Or haChaim is describing a layered structure here, of which the physical layer is just a thin crust on the surface of a much deeper, spiritual layer. The physical layer is that it is wrong to steal, whether it be an armed robbery or white-collar crime, or “legal” stealing through a corrupt system of laws or corrupt enforcement of good laws. This is so obvious that it is one of the Noachide laws that everyone, Jewish or not, is responsible for following. One cannot have a society where there is no trust between the members.

On a deeper level, we find that there is a reason why each of us has what we have. We each have a mission to complete while we have a physical body, and we require certain resources, physical, psychological, emotional, in order to complete that mission. The resources we have are appropriate for us to complete our mission, and other people’s resources are what they need to complete their mission. Once we understand life this way, stealing is virtually impossible, because we recognize it as a pointless waste of time and energy, which only distracts us from what we’re supposed to be doing. But such an understanding requires us to see beyond the physical.

A deeper level of understanding is that our very life is dependent on a continual flow of Divine grace and energy, and that continuing that flow depends critically on keeping the pipeline between our individuality and Gd’s universality clean and unobstructed. When we act in contravention to Gd’s Will, this pipeline becomes distorted and, according to Or haChaim, leaky. Instead of nourishing our soul, which is now less capable of receiving Gd’s effulgence, our pipeline backs up like a toilet, overflowing and feeding our waste to the critters on the floor. This is more than a waste – it is a perversion of Gd’s goodness. And since all Israel, indeed all humanity, is interconnected, our failings are detrimental to the whole nation, and, I would add, the whole world. The upshot is clear – do the right thing and live!


Commentary by Steve Sufian

Parashat Vayikra

“Vayikra” means “and He Called.”  Gd called to Moses to describe to him the Five Offerings—“Offerings” in Hebrew is “korbanot” which means “draw near.”

The Five Offerings (Korbanot):

  • Fire: to atone.
  • Meal: a gift from one whose life is dedicated to generosity.
  • Peace: made when making peace with others by dedicating one’s life to Gd.
  • Trespass: to compensate for unintentional infringement on others’ rights.
  • Sin: paid in full the debt of one’s unintentional failures and weaknesses, failures of one’s personality.

“Atonement” means “at-Onement” – restoring our awareness so we remember that we are a fascinating role that Gd is Playing within Gd. What we really offered when we offered the physical offerings in the days of the Tabernacle in the Wilderness and of the First and Second Temple was ourselves: we offered the limits of ourselves to Gd to dissolve them in the Fire of Love so as to restore us to Wholeness, Oneness, Fulfillment.

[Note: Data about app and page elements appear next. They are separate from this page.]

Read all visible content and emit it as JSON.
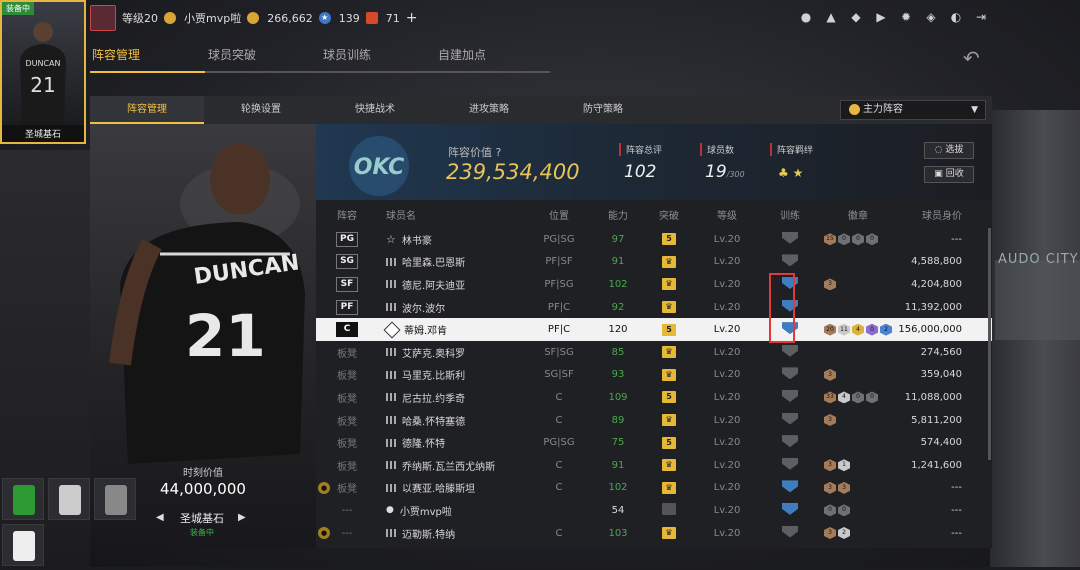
{
  "top_card": {
    "tag": "装备中",
    "name": "圣城基石"
  },
  "header": {
    "level": "等级20",
    "username": "小贾mvp啦",
    "coins": "266,662",
    "stars": "139",
    "tickets": "71",
    "plus": "+"
  },
  "header_icons": [
    "user-icon",
    "bell-icon",
    "friends-icon",
    "video-icon",
    "gear-icon",
    "shield-icon",
    "headset-icon",
    "exit-icon"
  ],
  "main_tabs": [
    "阵容管理",
    "球员突破",
    "球员训练",
    "自建加点"
  ],
  "sub_tabs": [
    "阵容管理",
    "轮换设置",
    "快捷战术",
    "进攻策略",
    "防守策略"
  ],
  "lineup_select": "主力阵容",
  "player_panel": {
    "value_label": "时刻价值",
    "value": "44,000,000",
    "name": "圣城基石",
    "status": "装备中"
  },
  "stats": {
    "lineup_value_label": "阵容价值",
    "lineup_value": "239,534,400",
    "rating_label": "阵容总评",
    "rating": "102",
    "count_label": "球员数",
    "count": "19",
    "count_max": "/300",
    "chem_label": "阵容羁绊",
    "select_btn": "选拔",
    "recycle_btn": "回收"
  },
  "table": {
    "headers": [
      "阵容",
      "球员名",
      "位置",
      "能力",
      "突破",
      "等级",
      "训练",
      "徽章",
      "球员身价"
    ],
    "rows": [
      {
        "slot": "PG",
        "name": "林书豪",
        "pos": "PG|SG",
        "ovr": "97",
        "brk": "5",
        "lv": "Lv.20",
        "val": "---",
        "icon": "star",
        "badges": [
          [
            "b-br",
            "15"
          ],
          [
            "b-gr",
            "0"
          ],
          [
            "b-gr",
            "0"
          ],
          [
            "b-gr",
            "0"
          ]
        ]
      },
      {
        "slot": "SG",
        "name": "哈里森.巴恩斯",
        "pos": "PF|SF",
        "ovr": "91",
        "brk": "c",
        "lv": "Lv.20",
        "val": "4,588,800",
        "icon": "sig",
        "badges": []
      },
      {
        "slot": "SF",
        "name": "德尼.阿夫迪亚",
        "pos": "PF|SG",
        "ovr": "102",
        "brk": "c",
        "lv": "Lv.20",
        "val": "4,204,800",
        "icon": "sig",
        "badges": [
          [
            "b-br",
            "3"
          ]
        ]
      },
      {
        "slot": "PF",
        "name": "波尔.波尔",
        "pos": "PF|C",
        "ovr": "92",
        "brk": "c",
        "lv": "Lv.20",
        "val": "11,392,000",
        "icon": "sig",
        "badges": []
      },
      {
        "slot": "C",
        "name": "蒂姆.邓肯",
        "pos": "PF|C",
        "ovr": "120",
        "brk": "5",
        "lv": "Lv.20",
        "val": "156,000,000",
        "icon": "dia",
        "badges": [
          [
            "b-br",
            "20"
          ],
          [
            "b-si",
            "11"
          ],
          [
            "b-go",
            "4"
          ],
          [
            "b-pu",
            "0"
          ],
          [
            "b-bl",
            "2"
          ]
        ]
      },
      {
        "slot": "板凳",
        "name": "艾萨克.奥科罗",
        "pos": "SF|SG",
        "ovr": "85",
        "brk": "c",
        "lv": "Lv.20",
        "val": "274,560",
        "icon": "sig",
        "badges": []
      },
      {
        "slot": "板凳",
        "name": "马里克.比斯利",
        "pos": "SG|SF",
        "ovr": "93",
        "brk": "c",
        "lv": "Lv.20",
        "val": "359,040",
        "icon": "sig",
        "badges": [
          [
            "b-br",
            "3"
          ]
        ]
      },
      {
        "slot": "板凳",
        "name": "尼古拉.约季奇",
        "pos": "C",
        "ovr": "109",
        "brk": "5",
        "lv": "Lv.20",
        "val": "11,088,000",
        "icon": "sig",
        "badges": [
          [
            "b-br",
            "33"
          ],
          [
            "b-si",
            "4"
          ],
          [
            "b-gr",
            "0"
          ],
          [
            "b-gr",
            "0"
          ]
        ]
      },
      {
        "slot": "板凳",
        "name": "哈桑.怀特塞德",
        "pos": "C",
        "ovr": "89",
        "brk": "c",
        "lv": "Lv.20",
        "val": "5,811,200",
        "icon": "sig",
        "badges": [
          [
            "b-br",
            "3"
          ]
        ]
      },
      {
        "slot": "板凳",
        "name": "德隆.怀特",
        "pos": "PG|SG",
        "ovr": "75",
        "brk": "5",
        "lv": "Lv.20",
        "val": "574,400",
        "icon": "sig",
        "badges": []
      },
      {
        "slot": "板凳",
        "name": "乔纳斯.瓦兰西尤纳斯",
        "pos": "C",
        "ovr": "91",
        "brk": "c",
        "lv": "Lv.20",
        "val": "1,241,600",
        "icon": "sig",
        "badges": [
          [
            "b-br",
            "3"
          ],
          [
            "b-si",
            "1"
          ]
        ]
      },
      {
        "slot": "板凳",
        "name": "以赛亚.哈滕斯坦",
        "pos": "C",
        "ovr": "102",
        "brk": "c",
        "lv": "Lv.20",
        "val": "---",
        "icon": "sig",
        "badges": [
          [
            "b-br",
            "3"
          ],
          [
            "b-br",
            "3"
          ]
        ]
      },
      {
        "slot": "---",
        "name": "小贾mvp啦",
        "pos": "",
        "ovr": "54",
        "brk": "g",
        "lv": "Lv.20",
        "val": "---",
        "icon": "usr",
        "badges": [
          [
            "b-gr",
            "0"
          ],
          [
            "b-gr",
            "0"
          ]
        ]
      },
      {
        "slot": "---",
        "name": "迈勒斯.特纳",
        "pos": "C",
        "ovr": "103",
        "brk": "c",
        "lv": "Lv.20",
        "val": "---",
        "icon": "sig",
        "badges": [
          [
            "b-br",
            "3"
          ],
          [
            "b-si",
            "2"
          ]
        ]
      }
    ]
  },
  "colors": {
    "accent": "#f0c040",
    "ability_green": "#4aa84a",
    "select_red": "#e03a3a"
  }
}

This is what we do today when we use prayers instead of physical offerings: we offer our limits to Gd to Dissolve them in the Fire of Love and to Restore us to Wholeness, Oneness, Fulfillment.

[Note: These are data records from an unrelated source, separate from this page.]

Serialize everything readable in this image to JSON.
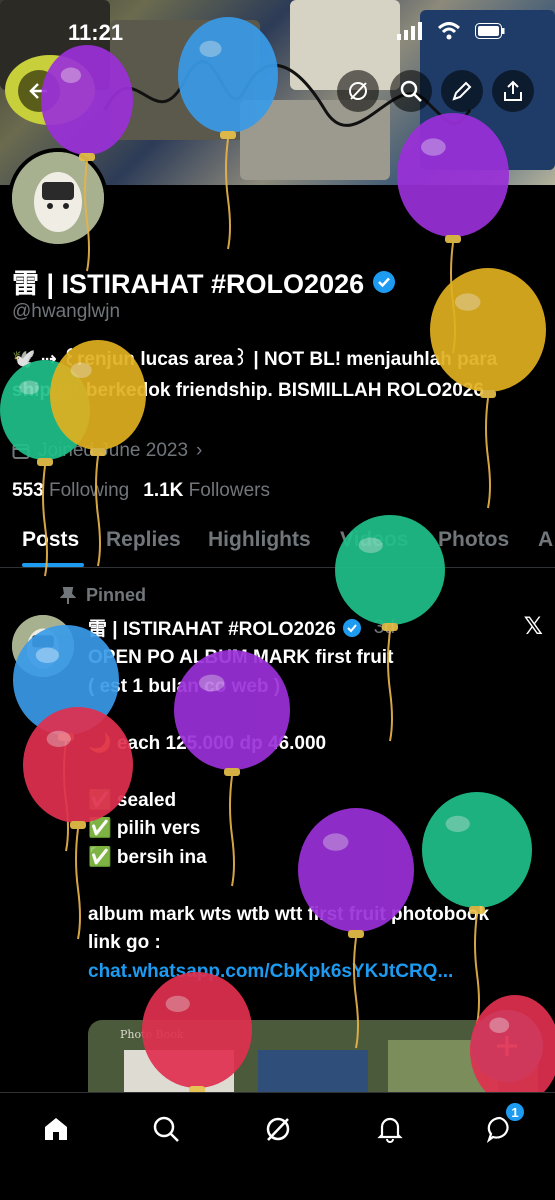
{
  "status_bar": {
    "time": "11:21"
  },
  "profile": {
    "display_name": "雷 | ISTIRAHAT #ROLO2026",
    "handle": "@hwanglwjn",
    "bio": "🕊️ ⇢ ꒰renjun lucas area꒱ | NOT BL! menjauhlah para shipper berkedok friendship. BISMILLAH ROLO2026",
    "joined": "Joined June 2023",
    "following_count": "553",
    "following_label": "Following",
    "followers_count": "1.1K",
    "followers_label": "Followers"
  },
  "tabs": [
    "Posts",
    "Replies",
    "Highlights",
    "Videos",
    "Photos",
    "A"
  ],
  "post": {
    "pinned_label": "Pinned",
    "author": "雷 | ISTIRAHAT #ROLO2026",
    "time": "3d",
    "text": "OPEN PO ALBUM MARK first fruit\n( est 1 bulan co web )\n\n🌙 each 125.000 dp 46.000\n\n✅ sealed\n✅ pilih vers\n✅ bersih ina\n\nalbum mark wts wtb wtt first fruit photobook\nlink go : ",
    "link": "chat.whatsapp.com/CbKpk6sYKJtCRQ...",
    "media_caption": "Photo Book"
  },
  "nav": {
    "messages_badge": "1"
  },
  "icons": [
    "back-arrow-icon",
    "grok-icon",
    "search-icon",
    "edit-icon",
    "share-icon",
    "verified-icon",
    "calendar-icon",
    "pin-icon",
    "x-logo-icon",
    "plus-icon",
    "home-icon",
    "notifications-icon",
    "messages-icon"
  ],
  "colors": {
    "accent": "#1d9bf0",
    "background": "#000000",
    "muted": "#71767b"
  },
  "balloons": [
    {
      "color": "#9b30d9"
    },
    {
      "color": "#3a9be8"
    },
    {
      "color": "#9b30d9"
    },
    {
      "color": "#e0b020"
    },
    {
      "color": "#1fc08a"
    },
    {
      "color": "#e0b020"
    },
    {
      "color": "#1fc08a"
    },
    {
      "color": "#3a9be8"
    },
    {
      "color": "#e0304f"
    },
    {
      "color": "#9b30d9"
    },
    {
      "color": "#9b30d9"
    },
    {
      "color": "#1fc08a"
    },
    {
      "color": "#e0304f"
    },
    {
      "color": "#e0304f"
    }
  ]
}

And this is what we do today, whether formally praying or in the midst of the rest of the activities of our life: Through our right actions in any way, we draw near: we draw near with our innocence, our naturalness, our kindness, our gratitude. We draw near with our simple, easy life that seeks to be in attunement with Gd and Gd’s Will, seeks to easily (but quickly!) return to Primordial Oneness, beyond the duality of Gd and soul, the Oneness within which all multiplicity exists as expressions.

Ahhh! Little by little: and suddenly! Home free! Home!

Baruch HaShem